A PNW Secret
Lingcod has been a Pacific Northwest secret for years, only found on the West Coast from Baja to Alaska. Generally caught nearshore starting in the spring, lingcod is a lot like halibut in flavor and texture: dense and meaty with sweet, juicy flavor. It holds up well when cooking and is delicious baked, broiled, pan-seared or even barbecued. Lingcod’s large flakes and texture make it perfect for tacos or traditional fish and chips, but it also works well in pasta, sautéed in rich sauces, or simply served with just salt and pepper.
Giving Identity to Local Catch
Our Lingcod is caught off the coast of Oregon in Port Orford, a seaside town bursting with character — from the spectacular seascapes and rugged shoreline to the old harbor docks and the people working them. As the oldest town in the state, the fishing industry has long been a part of its history, but over time, some of that identity was getting watered down. “For generations, fish that landed in Port Orford was lost to a muddy seafood supply chain — loaded onto a truck and shipped out of town as mystery fish,” says Kean Fleming, co-manager of Port Orford Sustainable Seafood. “We bucked the trend by forming a seafood company that pays fishermen more for their catch while retaining 100% traceability of the product back to the captain and vessel that brought it to shore.”
Enter: Port Orford Sustainable Seafood
Founded in 2009 as an employee-owned cooperative, Port Orford Sustainable Seafood (POSS) has approximately 40 commercial boats, all of which fish hook-and-line. They know these local fishermen as friends and neighbors, know how they fish, and are proud to print their name and boat right on the label to connect you with the source of your seafood. For lingcod fishing — whether jigging, long-lining or dingle bar fishing (the preferred method) — everything brought aboard is caught intentionally; there is virtually zero bycatch.
Stewards of the Sea

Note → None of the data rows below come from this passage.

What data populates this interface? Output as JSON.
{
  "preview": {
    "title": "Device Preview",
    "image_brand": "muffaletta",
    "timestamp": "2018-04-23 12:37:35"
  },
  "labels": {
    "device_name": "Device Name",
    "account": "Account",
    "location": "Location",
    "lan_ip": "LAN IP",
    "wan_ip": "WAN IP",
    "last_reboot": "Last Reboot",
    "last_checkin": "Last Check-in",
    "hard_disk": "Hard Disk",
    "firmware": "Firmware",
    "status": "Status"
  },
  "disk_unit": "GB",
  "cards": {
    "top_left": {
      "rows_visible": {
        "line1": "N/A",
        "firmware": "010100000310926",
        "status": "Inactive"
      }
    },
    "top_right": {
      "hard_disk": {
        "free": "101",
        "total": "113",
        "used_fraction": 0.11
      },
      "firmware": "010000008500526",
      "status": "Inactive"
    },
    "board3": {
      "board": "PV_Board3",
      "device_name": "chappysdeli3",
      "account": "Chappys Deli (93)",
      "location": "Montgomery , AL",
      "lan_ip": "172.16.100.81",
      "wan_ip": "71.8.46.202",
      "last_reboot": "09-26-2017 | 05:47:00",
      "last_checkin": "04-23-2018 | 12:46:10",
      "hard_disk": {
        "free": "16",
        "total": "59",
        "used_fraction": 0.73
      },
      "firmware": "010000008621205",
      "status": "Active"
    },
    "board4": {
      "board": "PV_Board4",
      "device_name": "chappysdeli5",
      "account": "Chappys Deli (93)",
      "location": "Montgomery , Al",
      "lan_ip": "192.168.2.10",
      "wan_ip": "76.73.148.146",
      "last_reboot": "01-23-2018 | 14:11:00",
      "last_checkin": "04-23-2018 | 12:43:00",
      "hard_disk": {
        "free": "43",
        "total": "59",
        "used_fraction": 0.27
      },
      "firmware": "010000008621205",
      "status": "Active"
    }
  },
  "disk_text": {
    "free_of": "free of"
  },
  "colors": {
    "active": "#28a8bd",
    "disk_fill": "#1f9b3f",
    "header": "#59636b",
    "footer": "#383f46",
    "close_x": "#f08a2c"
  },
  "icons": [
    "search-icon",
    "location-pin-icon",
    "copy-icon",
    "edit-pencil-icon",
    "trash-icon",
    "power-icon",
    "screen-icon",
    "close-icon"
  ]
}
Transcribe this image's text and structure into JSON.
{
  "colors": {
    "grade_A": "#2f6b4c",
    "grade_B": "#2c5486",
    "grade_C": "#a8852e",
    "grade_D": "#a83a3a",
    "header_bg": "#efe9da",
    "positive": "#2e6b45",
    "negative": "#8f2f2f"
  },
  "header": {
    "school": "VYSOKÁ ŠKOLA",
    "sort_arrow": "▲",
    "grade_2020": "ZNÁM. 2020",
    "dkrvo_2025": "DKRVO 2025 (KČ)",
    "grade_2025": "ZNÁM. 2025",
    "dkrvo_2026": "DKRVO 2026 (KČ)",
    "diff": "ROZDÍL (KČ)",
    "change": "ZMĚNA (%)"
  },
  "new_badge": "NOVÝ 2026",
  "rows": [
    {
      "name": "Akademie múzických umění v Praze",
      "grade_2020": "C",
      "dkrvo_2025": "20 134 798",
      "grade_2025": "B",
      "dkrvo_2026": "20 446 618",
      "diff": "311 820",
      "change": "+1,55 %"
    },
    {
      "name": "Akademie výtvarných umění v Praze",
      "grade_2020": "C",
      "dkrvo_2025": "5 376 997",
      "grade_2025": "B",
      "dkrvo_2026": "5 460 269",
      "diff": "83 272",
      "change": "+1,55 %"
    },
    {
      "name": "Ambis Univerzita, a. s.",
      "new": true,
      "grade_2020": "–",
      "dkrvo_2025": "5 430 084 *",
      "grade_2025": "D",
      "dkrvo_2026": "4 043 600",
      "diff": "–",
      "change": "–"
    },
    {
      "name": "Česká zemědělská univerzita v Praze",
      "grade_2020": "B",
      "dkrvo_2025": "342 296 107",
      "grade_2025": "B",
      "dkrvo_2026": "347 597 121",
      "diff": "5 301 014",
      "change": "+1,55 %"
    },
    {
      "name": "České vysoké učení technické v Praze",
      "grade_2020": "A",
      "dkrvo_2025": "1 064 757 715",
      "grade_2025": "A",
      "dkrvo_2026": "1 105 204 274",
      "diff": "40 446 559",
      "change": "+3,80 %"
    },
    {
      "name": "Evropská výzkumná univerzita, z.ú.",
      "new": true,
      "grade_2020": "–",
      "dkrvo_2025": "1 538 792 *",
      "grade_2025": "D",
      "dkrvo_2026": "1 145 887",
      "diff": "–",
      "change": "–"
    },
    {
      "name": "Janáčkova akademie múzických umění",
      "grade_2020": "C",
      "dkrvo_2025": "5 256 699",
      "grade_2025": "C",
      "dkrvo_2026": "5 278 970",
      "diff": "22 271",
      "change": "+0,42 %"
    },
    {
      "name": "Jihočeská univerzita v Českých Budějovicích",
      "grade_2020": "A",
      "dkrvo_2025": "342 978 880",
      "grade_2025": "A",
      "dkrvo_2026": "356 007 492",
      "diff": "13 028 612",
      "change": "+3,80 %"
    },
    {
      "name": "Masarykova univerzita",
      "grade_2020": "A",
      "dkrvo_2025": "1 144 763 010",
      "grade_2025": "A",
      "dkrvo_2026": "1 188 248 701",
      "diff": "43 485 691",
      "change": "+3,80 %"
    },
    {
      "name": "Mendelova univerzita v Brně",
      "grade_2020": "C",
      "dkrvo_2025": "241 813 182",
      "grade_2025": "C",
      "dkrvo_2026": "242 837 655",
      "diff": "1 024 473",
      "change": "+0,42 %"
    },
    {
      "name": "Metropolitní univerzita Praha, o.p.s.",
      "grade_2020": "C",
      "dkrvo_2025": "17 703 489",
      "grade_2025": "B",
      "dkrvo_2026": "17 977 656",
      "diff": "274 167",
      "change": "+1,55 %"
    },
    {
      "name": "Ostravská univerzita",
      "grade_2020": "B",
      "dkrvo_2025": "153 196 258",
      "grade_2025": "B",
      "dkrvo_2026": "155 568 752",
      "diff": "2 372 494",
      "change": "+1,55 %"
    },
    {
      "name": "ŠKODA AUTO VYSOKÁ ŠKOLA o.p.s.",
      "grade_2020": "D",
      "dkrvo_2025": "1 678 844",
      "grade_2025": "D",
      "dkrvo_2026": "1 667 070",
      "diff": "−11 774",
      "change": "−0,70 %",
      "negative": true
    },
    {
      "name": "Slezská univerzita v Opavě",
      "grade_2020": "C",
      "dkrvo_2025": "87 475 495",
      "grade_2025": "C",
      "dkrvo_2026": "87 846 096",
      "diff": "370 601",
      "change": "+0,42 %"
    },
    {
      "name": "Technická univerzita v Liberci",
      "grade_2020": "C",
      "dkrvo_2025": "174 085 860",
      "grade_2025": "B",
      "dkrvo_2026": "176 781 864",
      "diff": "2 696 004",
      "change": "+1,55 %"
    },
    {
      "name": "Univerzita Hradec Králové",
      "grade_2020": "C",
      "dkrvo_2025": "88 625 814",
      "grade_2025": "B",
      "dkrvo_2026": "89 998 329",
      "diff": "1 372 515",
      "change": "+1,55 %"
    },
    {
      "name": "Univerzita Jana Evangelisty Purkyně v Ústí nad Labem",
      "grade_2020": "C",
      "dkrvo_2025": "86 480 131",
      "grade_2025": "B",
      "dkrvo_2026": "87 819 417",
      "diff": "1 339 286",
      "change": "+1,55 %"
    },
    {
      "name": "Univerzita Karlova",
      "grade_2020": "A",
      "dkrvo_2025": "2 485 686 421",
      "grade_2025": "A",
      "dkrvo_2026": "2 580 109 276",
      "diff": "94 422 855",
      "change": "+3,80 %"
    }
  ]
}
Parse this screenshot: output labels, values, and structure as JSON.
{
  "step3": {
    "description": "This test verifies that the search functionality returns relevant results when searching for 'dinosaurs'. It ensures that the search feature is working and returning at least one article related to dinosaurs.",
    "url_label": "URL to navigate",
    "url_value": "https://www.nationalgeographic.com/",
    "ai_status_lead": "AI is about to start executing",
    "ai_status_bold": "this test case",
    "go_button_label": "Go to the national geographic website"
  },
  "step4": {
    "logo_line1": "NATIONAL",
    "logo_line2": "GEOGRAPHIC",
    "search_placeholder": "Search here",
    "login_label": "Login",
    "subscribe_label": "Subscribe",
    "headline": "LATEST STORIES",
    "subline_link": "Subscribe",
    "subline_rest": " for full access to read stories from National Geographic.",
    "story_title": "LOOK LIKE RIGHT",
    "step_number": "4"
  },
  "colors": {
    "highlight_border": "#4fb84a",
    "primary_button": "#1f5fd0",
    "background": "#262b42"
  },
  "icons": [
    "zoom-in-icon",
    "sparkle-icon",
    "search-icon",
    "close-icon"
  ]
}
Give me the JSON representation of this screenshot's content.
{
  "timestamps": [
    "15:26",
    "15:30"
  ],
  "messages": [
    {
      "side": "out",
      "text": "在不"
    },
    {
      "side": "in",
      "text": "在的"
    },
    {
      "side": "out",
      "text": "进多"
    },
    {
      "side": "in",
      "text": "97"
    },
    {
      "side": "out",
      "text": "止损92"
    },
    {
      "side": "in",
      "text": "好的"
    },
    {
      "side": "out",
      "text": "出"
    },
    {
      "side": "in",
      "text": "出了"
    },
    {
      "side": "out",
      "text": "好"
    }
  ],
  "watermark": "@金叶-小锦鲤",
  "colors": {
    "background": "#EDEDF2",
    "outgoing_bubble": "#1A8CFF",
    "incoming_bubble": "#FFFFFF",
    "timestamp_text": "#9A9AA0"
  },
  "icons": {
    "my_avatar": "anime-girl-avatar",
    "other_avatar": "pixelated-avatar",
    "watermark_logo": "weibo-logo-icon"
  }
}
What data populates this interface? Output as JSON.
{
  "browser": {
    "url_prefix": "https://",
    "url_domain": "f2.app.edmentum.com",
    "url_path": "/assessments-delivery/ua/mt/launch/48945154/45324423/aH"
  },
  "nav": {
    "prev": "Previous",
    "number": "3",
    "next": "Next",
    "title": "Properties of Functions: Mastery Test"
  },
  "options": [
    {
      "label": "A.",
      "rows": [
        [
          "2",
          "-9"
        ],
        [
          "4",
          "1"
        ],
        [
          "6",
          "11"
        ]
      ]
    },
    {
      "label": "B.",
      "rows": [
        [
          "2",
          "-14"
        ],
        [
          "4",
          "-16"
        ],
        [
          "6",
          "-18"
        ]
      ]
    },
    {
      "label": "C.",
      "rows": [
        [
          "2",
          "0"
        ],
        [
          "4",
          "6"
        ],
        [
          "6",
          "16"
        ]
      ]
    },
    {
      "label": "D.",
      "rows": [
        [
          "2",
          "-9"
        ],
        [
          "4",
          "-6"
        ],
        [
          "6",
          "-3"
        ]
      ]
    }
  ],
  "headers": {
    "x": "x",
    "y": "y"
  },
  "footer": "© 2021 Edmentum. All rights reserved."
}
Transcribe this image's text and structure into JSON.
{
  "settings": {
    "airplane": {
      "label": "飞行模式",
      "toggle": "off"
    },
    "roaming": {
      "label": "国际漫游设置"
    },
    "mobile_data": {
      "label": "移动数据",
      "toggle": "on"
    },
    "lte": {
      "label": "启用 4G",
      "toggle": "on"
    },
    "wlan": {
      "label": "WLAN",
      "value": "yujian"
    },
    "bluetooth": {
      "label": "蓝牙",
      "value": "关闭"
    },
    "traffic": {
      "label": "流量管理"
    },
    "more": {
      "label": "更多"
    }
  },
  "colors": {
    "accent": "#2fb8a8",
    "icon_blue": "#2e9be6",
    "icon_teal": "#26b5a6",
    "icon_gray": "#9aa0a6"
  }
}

POSS has a vested interest in the preservation of the waters, surrounding ecosystems and fish populations — this is their livelihood and their community. As stewards of the environment, they promote and support sustainable fishing practices, and believe in community-based management of marine resources informed by scientific research. With this as a core belief, the Redfish Rocks Marine Reserve (the first reserve in Oregon) was a natural partner for them. Founded in 2011, this reserve set aside a nearby reef system to protect local stocks and to provide a location for scientific research — ensuring this fishing town stays viable for years to come and can continue providing the highest quality and sustainable seafood to the community.